[[ DATASET EXTRACT, beginning ]]

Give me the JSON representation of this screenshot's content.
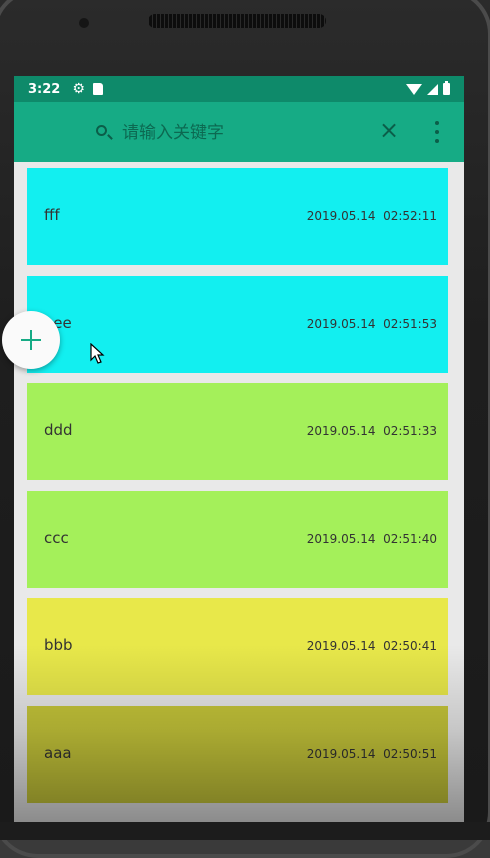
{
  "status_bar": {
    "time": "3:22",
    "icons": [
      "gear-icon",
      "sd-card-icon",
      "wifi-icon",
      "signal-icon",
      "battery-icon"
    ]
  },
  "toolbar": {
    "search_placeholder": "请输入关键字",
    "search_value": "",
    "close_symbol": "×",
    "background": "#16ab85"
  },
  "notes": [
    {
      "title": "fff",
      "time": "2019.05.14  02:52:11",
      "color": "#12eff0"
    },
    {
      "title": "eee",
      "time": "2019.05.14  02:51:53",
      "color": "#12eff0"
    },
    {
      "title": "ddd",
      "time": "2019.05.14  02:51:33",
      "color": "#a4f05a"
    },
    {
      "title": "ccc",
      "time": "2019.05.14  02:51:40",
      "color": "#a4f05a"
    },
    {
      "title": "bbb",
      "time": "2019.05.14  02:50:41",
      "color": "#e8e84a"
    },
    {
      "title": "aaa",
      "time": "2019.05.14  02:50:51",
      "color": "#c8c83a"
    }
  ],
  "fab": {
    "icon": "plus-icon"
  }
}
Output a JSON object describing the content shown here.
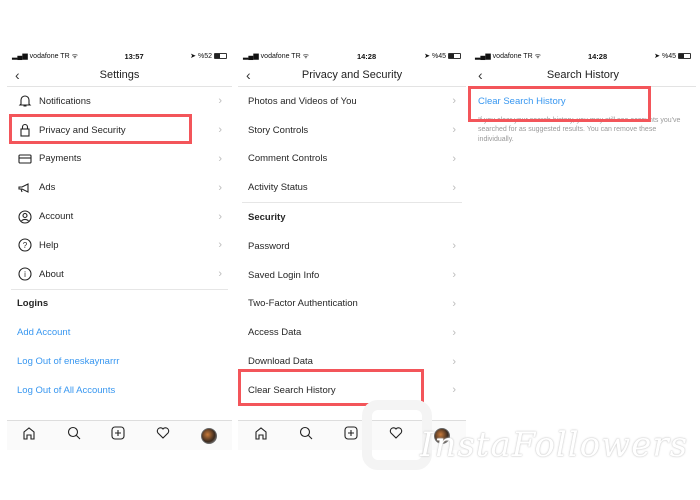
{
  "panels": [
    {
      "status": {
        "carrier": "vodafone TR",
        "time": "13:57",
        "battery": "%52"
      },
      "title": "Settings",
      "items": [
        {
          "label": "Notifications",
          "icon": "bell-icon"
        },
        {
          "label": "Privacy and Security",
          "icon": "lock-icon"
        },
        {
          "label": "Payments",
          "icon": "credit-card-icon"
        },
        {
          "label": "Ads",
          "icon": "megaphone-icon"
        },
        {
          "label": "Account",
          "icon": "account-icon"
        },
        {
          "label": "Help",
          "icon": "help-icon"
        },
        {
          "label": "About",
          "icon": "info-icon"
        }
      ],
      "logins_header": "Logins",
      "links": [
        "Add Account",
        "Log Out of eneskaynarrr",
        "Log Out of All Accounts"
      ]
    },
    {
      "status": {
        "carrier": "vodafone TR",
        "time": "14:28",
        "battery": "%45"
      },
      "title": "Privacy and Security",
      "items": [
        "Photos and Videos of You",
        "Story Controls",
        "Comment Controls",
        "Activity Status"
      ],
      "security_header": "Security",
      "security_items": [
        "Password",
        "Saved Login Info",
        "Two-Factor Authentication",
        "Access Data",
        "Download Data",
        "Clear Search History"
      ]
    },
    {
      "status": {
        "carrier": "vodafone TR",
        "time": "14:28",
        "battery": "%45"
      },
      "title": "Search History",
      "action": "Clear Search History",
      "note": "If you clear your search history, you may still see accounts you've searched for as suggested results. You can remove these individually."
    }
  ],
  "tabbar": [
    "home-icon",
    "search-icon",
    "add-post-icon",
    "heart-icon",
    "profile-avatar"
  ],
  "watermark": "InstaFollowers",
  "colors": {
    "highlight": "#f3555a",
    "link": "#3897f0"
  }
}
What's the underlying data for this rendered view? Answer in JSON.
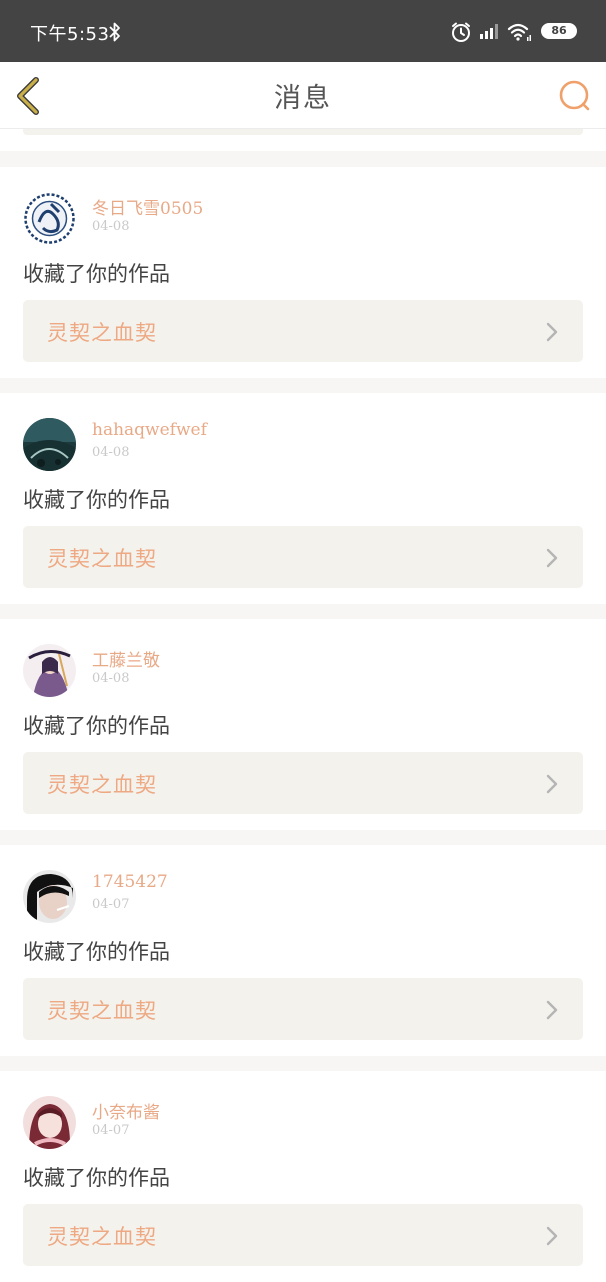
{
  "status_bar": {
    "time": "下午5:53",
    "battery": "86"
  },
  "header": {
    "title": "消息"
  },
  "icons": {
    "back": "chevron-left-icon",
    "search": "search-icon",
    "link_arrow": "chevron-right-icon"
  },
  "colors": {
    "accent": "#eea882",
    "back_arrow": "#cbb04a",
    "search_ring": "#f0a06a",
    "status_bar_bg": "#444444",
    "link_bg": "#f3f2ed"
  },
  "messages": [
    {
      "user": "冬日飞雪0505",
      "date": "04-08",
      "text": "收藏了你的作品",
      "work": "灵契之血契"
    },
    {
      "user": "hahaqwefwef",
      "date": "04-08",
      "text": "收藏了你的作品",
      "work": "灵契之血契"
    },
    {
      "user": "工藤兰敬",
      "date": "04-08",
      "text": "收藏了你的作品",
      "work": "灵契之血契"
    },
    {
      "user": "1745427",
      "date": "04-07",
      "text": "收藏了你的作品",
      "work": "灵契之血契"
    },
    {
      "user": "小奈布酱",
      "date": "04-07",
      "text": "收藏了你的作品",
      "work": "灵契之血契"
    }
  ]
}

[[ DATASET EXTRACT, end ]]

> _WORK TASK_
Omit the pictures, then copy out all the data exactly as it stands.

> _REPLY_
Give me the JSON representation of this screenshot's content.
{
  "status_bar": {
    "time": "3:22",
    "icons": [
      "gear-icon",
      "sd-card-icon",
      "wifi-icon",
      "signal-icon",
      "battery-icon"
    ]
  },
  "toolbar": {
    "search_placeholder": "请输入关键字",
    "search_value": "",
    "close_symbol": "×",
    "background": "#16ab85"
  },
  "notes": [
    {
      "title": "fff",
      "time": "2019.05.14  02:52:11",
      "color": "#12eff0"
    },
    {
      "title": "eee",
      "time": "2019.05.14  02:51:53",
      "color": "#12eff0"
    },
    {
      "title": "ddd",
      "time": "2019.05.14  02:51:33",
      "color": "#a4f05a"
    },
    {
      "title": "ccc",
      "time": "2019.05.14  02:51:40",
      "color": "#a4f05a"
    },
    {
      "title": "bbb",
      "time": "2019.05.14  02:50:41",
      "color": "#e8e84a"
    },
    {
      "title": "aaa",
      "time": "2019.05.14  02:50:51",
      "color": "#c8c83a"
    }
  ],
  "fab": {
    "icon": "plus-icon"
  }
}
Output a JSON object describing the content shown here.
{
  "panels": [
    {
      "status": {
        "carrier": "vodafone TR",
        "time": "13:57",
        "battery": "%52"
      },
      "title": "Settings",
      "items": [
        {
          "label": "Notifications",
          "icon": "bell-icon"
        },
        {
          "label": "Privacy and Security",
          "icon": "lock-icon"
        },
        {
          "label": "Payments",
          "icon": "credit-card-icon"
        },
        {
          "label": "Ads",
          "icon": "megaphone-icon"
        },
        {
          "label": "Account",
          "icon": "account-icon"
        },
        {
          "label": "Help",
          "icon": "help-icon"
        },
        {
          "label": "About",
          "icon": "info-icon"
        }
      ],
      "logins_header": "Logins",
      "links": [
        "Add Account",
        "Log Out of eneskaynarrr",
        "Log Out of All Accounts"
      ]
    },
    {
      "status": {
        "carrier": "vodafone TR",
        "time": "14:28",
        "battery": "%45"
      },
      "title": "Privacy and Security",
      "items": [
        "Photos and Videos of You",
        "Story Controls",
        "Comment Controls",
        "Activity Status"
      ],
      "security_header": "Security",
      "security_items": [
        "Password",
        "Saved Login Info",
        "Two-Factor Authentication",
        "Access Data",
        "Download Data",
        "Clear Search History"
      ]
    },
    {
      "status": {
        "carrier": "vodafone TR",
        "time": "14:28",
        "battery": "%45"
      },
      "title": "Search History",
      "action": "Clear Search History",
      "note": "If you clear your search history, you may still see accounts you've searched for as suggested results. You can remove these individually."
    }
  ],
  "tabbar": [
    "home-icon",
    "search-icon",
    "add-post-icon",
    "heart-icon",
    "profile-avatar"
  ],
  "watermark": "InstaFollowers",
  "colors": {
    "highlight": "#f3555a",
    "link": "#3897f0"
  }
}
What's the underlying data for this rendered view? Answer in JSON.
{
  "status_bar": {
    "time": "下午5:53",
    "battery": "86"
  },
  "header": {
    "title": "消息"
  },
  "icons": {
    "back": "chevron-left-icon",
    "search": "search-icon",
    "link_arrow": "chevron-right-icon"
  },
  "colors": {
    "accent": "#eea882",
    "back_arrow": "#cbb04a",
    "search_ring": "#f0a06a",
    "status_bar_bg": "#444444",
    "link_bg": "#f3f2ed"
  },
  "messages": [
    {
      "user": "冬日飞雪0505",
      "date": "04-08",
      "text": "收藏了你的作品",
      "work": "灵契之血契"
    },
    {
      "user": "hahaqwefwef",
      "date": "04-08",
      "text": "收藏了你的作品",
      "work": "灵契之血契"
    },
    {
      "user": "工藤兰敬",
      "date": "04-08",
      "text": "收藏了你的作品",
      "work": "灵契之血契"
    },
    {
      "user": "1745427",
      "date": "04-07",
      "text": "收藏了你的作品",
      "work": "灵契之血契"
    },
    {
      "user": "小奈布酱",
      "date": "04-07",
      "text": "收藏了你的作品",
      "work": "灵契之血契"
    }
  ]
}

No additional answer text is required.